The Cherub returned home from Brazil in charge of a large fleet of merchantmen, and Captain Tucker was afterwards successively appointed to the Andromeda and Comus, each rated at 22 guns. He has not been employed since the end of May, 1816.

This officer married, Jan. 23, 1811, Anne Byam, eldest daughter of the late D. Hill, Esq. a merchant and land proprietor in the island of Antigua, by whom he has issue two sons and three daughters.
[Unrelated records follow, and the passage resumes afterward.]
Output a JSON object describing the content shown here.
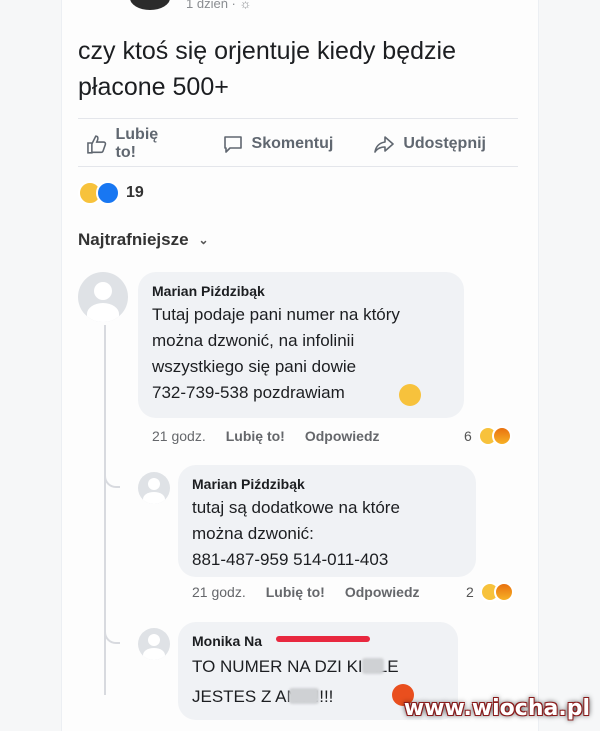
{
  "post": {
    "time": "1 dzień",
    "text": "czy ktoś się orjentuje kiedy będzie płacone 500+"
  },
  "actions": {
    "like": "Lubię to!",
    "comment": "Skomentuj",
    "share": "Udostępnij"
  },
  "reactions": {
    "count": "19",
    "icons": [
      "haha-icon",
      "like-icon"
    ]
  },
  "sort_label": "Najtrafniejsze",
  "comments": [
    {
      "author": "Marian Piździbąk",
      "text": "Tutaj podaje pani numer na który\nmożna dzwonić, na infolinii\nwszystkiego się pani dowie\n732-739-538 pozdrawiam",
      "time": "21 godz.",
      "like": "Lubię to!",
      "reply": "Odpowiedz",
      "reaction_count": "6"
    },
    {
      "author": "Marian Piździbąk",
      "text": "tutaj są dodatkowe na które\nmożna dzwonić:\n 881-487-959    514-011-403",
      "time": "21 godz.",
      "like": "Lubię to!",
      "reply": "Odpowiedz",
      "reaction_count": "2"
    },
    {
      "author": "Monika Na",
      "text": "TO NUMER NA DZI    KI ALE\nJESTES Z     ANY !!!!"
    }
  ],
  "watermark": "www.wiocha.pl",
  "colors": {
    "accent": "#1877f2",
    "bubble": "#f0f2f5",
    "muted": "#65676b",
    "redact": "#e8283f"
  }
}
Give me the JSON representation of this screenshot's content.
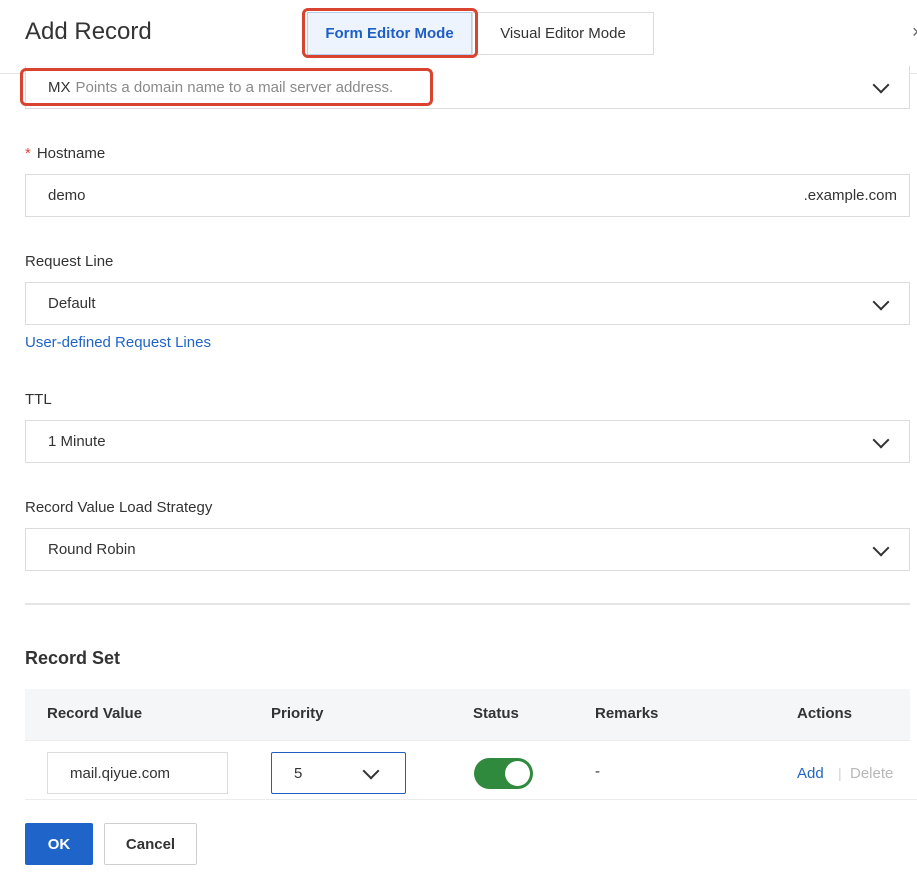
{
  "dialog": {
    "title": "Add Record",
    "close_glyph": "×"
  },
  "modes": {
    "form": "Form Editor Mode",
    "visual": "Visual Editor Mode",
    "selected": "Form Editor Mode"
  },
  "record_type": {
    "code": "MX",
    "description": "Points a domain name to a mail server address."
  },
  "hostname": {
    "required_mark": "*",
    "label": "Hostname",
    "value": "demo",
    "suffix": ".example.com"
  },
  "request_line": {
    "label": "Request Line",
    "value": "Default",
    "link": "User-defined Request Lines"
  },
  "ttl": {
    "label": "TTL",
    "value": "1 Minute"
  },
  "load_strategy": {
    "label": "Record Value Load Strategy",
    "value": "Round Robin"
  },
  "record_set": {
    "title": "Record Set",
    "columns": [
      "Record Value",
      "Priority",
      "Status",
      "Remarks",
      "Actions"
    ],
    "rows": [
      {
        "value": "mail.qiyue.com",
        "priority": "5",
        "status_on": true,
        "remarks": "-",
        "add": "Add",
        "separator": "|",
        "delete": "Delete"
      }
    ]
  },
  "footer": {
    "ok": "OK",
    "cancel": "Cancel"
  },
  "colors": {
    "accent": "#1f64c8",
    "highlight": "#d9432f",
    "toggle_on": "#2f8a3e",
    "required": "#e0453a"
  },
  "icons": {
    "dropdown": "chevron-down-icon",
    "close": "close-icon"
  }
}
His eldest brother, Henry St. George Tucker, is a Director of the Hon. East India Company; his second brother, George, a Lieutenant-Colonel in the army, and Assistant-Adjutant-General to the forces under Sir Arthur Wellesley, perished in the Primrose sloop of war, when returning to the peninsula, after a short leave of absence[6]. His next brother, Lieutenaut-Colonel John G. P. Tucker, has served in India and at the Cape of Good Hope, at Monte Video, in Canada, and in France; the next, Captain Nathaniel B. Tucker, Brigade-Major to Sir M. Nightingale, shared the melancholy fate of his brother George; the next in point of age, a Lieutenant-Colonel in the Hon.E.I.C. service, and Deputy-Quarter-Master-General at the presidency of Bombay, died at sea, when returning home on leave of absence, in 1826; the next, Captain Charlton B. Tucker, of the dragoons, served as aide-de-camp to Sir M. Nightingale when that officer was commander-in-chief of the army at Bombay; and the youngest brother, Richard A. Tucker, is now Chief Justice at Newfoundland.



  1. See Vol. I. Part I, pp. 47–49.
  2. See Vol. II. Part II. p. 762, et seq.
  3. SeeVol. I. Part I. pp. 261–263; and Vol. II. Part I, note † at p. 280.
  4. See Vol. I. Part I. p. 264.
  5. See Captain William Mounsey, C.B.
  6. The Primrose, of 18 guns, Captain James Mein, was wrecked on the Manacle rocks, near Falmouth, Jan. 22, 1809. – all on board perished.